It used to be, that at 7:30 in the morning, almost every morning, I’d get in some more intense form of bicycling, or Pilates, or cross country skiing or running. Now, in a different location and time of life, I take the lead-sled Rollfast one-speed on a paved path. With a headwind, it’s an actual workout. 

(Anyway, shout-out to the millennials at work when I started this riding routine for tuning me in and turning me on to the world of podcasts.)

Weirdly, though, however vast the selections out there for me to choose from, with every scan of the possibilities, I seemed to resist a little before listening to any of them — TED Radio Hour, Oprah, Insights from the Edge, Stuff You Should Know, Good Life Project — or whatever was. Would it hold my attention? Be interesting? Almost every time, I’d get sucked into to whatever subjects, vacuumed into them, really, because they almost always turned out to be very, very good.  

With Tony Robbins, even his podcasts are an on-steroids experience, with all the entrepreneurs, celebrities, the hype, the Robbins machine, the sped-up voices. The last one I listened to was an interview with Mike Tyson. (Really, Michelle? I was thinking as I pressed Play. Yeah. Really. Big story. Unfathomable hardship, early vices, bullying, raw talent, abuse of power, vices, vices, vices, and more vices. And then….redemption.) 

One of the things he said about growing up in a tough neighborhood (he estimated he had 400 street fights there) was that his motivation for fighting was never wanting to be picked on again. To not be afraid of anyone. Ever. Again.  And the way he did this was simply to pummel anyone who triggered in him the kind of fear he’d experienced early on. This was the foundation, begun at the age of nine, of the eradicate-fear-forever program.  

I’m thinking of this in relationship to something I read years ago, something I’ve been rolling around in my mouth like one of those cinnamon Atomic Fireballs for a long time, which is the concept of doing something you’re afraid of every day.

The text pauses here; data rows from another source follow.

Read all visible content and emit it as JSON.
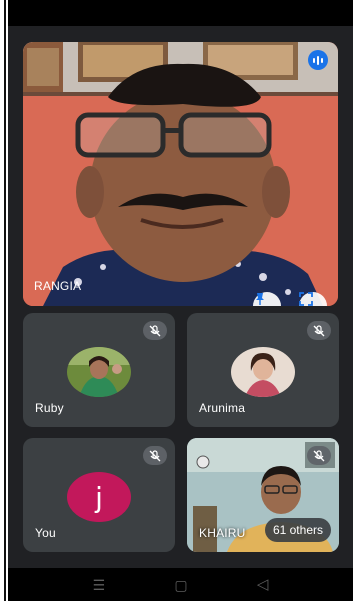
{
  "main_participant": {
    "name": "RANGIA",
    "speaking": true
  },
  "participants": [
    {
      "name": "Ruby",
      "muted": true
    },
    {
      "name": "Arunima",
      "muted": true
    },
    {
      "name": "You",
      "avatar_letter": "j",
      "muted": true
    },
    {
      "name": "KHAIRU",
      "muted": true
    }
  ],
  "others_count_label": "61 others",
  "icons": {
    "speaking": "speaking-indicator-icon",
    "pin": "pin-icon",
    "fullscreen": "fullscreen-icon",
    "mute": "mic-off-icon",
    "nav_recents": "recents-icon",
    "nav_home": "home-icon",
    "nav_back": "back-icon"
  },
  "colors": {
    "accent": "#1a73e8",
    "tile_bg": "#3c4043",
    "self_avatar": "#c2185b",
    "background": "#202124"
  }
}
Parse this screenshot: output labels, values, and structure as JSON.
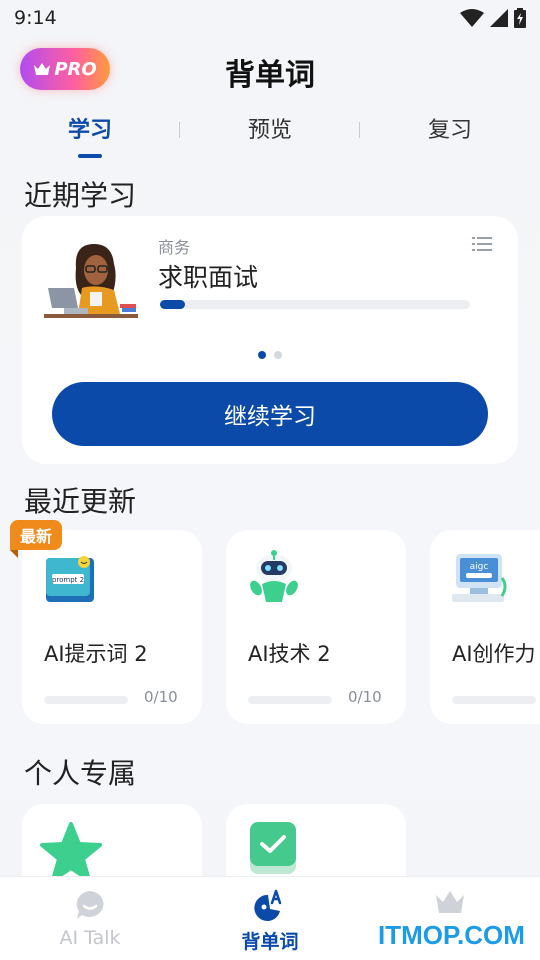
{
  "status_bar": {
    "time": "9:14"
  },
  "header": {
    "pro_label": "PRO",
    "title": "背单词"
  },
  "tabs": [
    {
      "label": "学习",
      "active": true
    },
    {
      "label": "预览",
      "active": false
    },
    {
      "label": "复习",
      "active": false
    }
  ],
  "recent": {
    "section_title": "近期学习",
    "category": "商务",
    "course_title": "求职面试",
    "progress": 0.08,
    "carousel_pages": 2,
    "carousel_active": 0,
    "continue_label": "继续学习"
  },
  "updates": {
    "section_title": "最近更新",
    "new_badge": "最新",
    "items": [
      {
        "title": "AI提示词 2",
        "count": "0/10",
        "icon": "prompt-book-icon"
      },
      {
        "title": "AI技术 2",
        "count": "0/10",
        "icon": "robot-icon"
      },
      {
        "title": "AI创作力",
        "count": "",
        "icon": "aigc-computer-icon"
      }
    ]
  },
  "personal": {
    "section_title": "个人专属",
    "items": [
      {
        "icon": "star-icon"
      },
      {
        "icon": "check-note-icon"
      }
    ]
  },
  "bottom_nav": [
    {
      "label": "AI Talk",
      "icon": "chat-bubble-icon",
      "active": false
    },
    {
      "label": "背单词",
      "icon": "vocab-icon",
      "active": true
    },
    {
      "label": "",
      "icon": "crown-icon",
      "active": false
    }
  ],
  "watermark": "ITMOP.COM",
  "colors": {
    "primary": "#0b4aa8",
    "badge_orange": "#f08a1a",
    "pro_gradient_start": "#b14cf0",
    "pro_gradient_end": "#ff9a3d",
    "star_green": "#3ccf8e"
  }
}
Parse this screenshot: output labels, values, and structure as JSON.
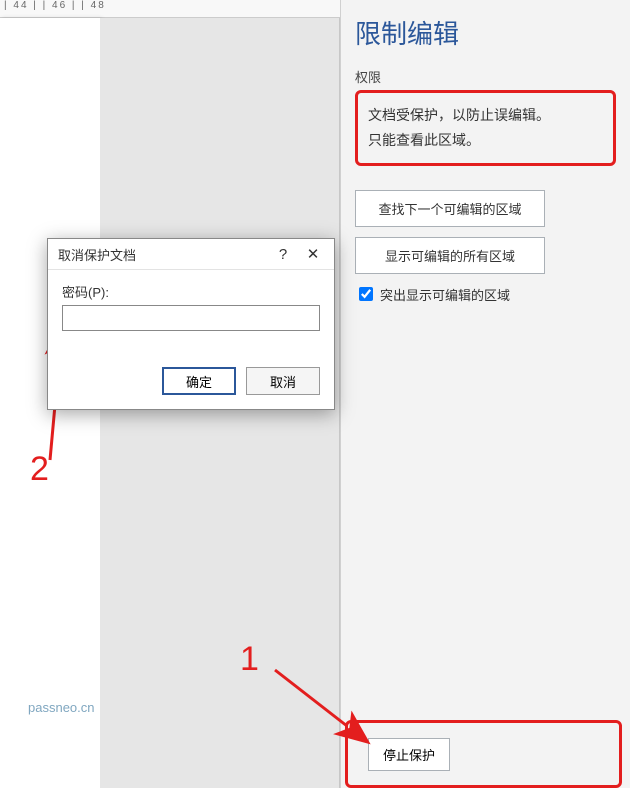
{
  "ruler": {
    "marks": "   | 44 |   | 46 |   | 48"
  },
  "panel": {
    "title": "限制编辑",
    "permissions_label": "权限",
    "note_line1": "文档受保护，以防止误编辑。",
    "note_line2": "只能查看此区域。",
    "find_next_btn": "查找下一个可编辑的区域",
    "show_all_btn": "显示可编辑的所有区域",
    "highlight_checkbox": "突出显示可编辑的区域",
    "stop_btn": "停止保护"
  },
  "dialog": {
    "title": "取消保护文档",
    "help_glyph": "?",
    "close_glyph": "✕",
    "password_label": "密码(P):",
    "password_value": "",
    "ok": "确定",
    "cancel": "取消"
  },
  "annotations": {
    "n1": "1",
    "n2": "2"
  },
  "watermark": "passneo.cn"
}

To have a fierce heart and step daily into that place of overcoming, with courage leading. 

Though I  understand this in theory, I’ve always resisted it. I put it in the same sort of category as being a cowgirl. I’m not one, but shouldn’t every woman have a little cowgirl in her? Shouldn’t I be different than I am, be better, be more courageous and spunky?  The fear-a-day proposition makes me tense every time I revisit it, and then kind of cowardly as I back away from the idea. Here I am, working on having more peace in my life, more contentment and joy, more deep acceptance and gratitude. Is this done by seeding the day with challenge of feeling fear then overcoming it? 

When I turned fifty I came up with this idea of fifty essays’ worth of trying new things, which was a sort of positive version of fear-a-day. It kept me busy for a while — but it was deeply rooted in proving things to myself and others. The notion of an audience appreciating someone who was trying to be a little more of a cowgirl. 

Now, with the help of the incredible books on my nightstand — and other podcasts, of course — I think I’m finally ready to spit out the Fireball. What has tripped me up with the idea of a fear-a-day is time — our entanglement with its passage, its heavy accumulation of details, the push of it behind us and pull in front, the comparisons it heaves at us from all quadrants when we let it.

If we attend to right here and right now — the eternal now — we are fear’s greatest (and most loving) enemy, This is the only portal to the fearless heart. I think what we are meant to do in the present moment is to allow it in a gazillion times until our narrow mental ruts start to budge, to widen, or veer in a new direction.

Thankfully, we are helped along by all manner of present moment reminders on planet Earth. Clouds in a deep blue sky. The whirr of a hummingbird. Biting into a plum. This is where we stop and settle in and let love dissolve every facet of darkness. I think.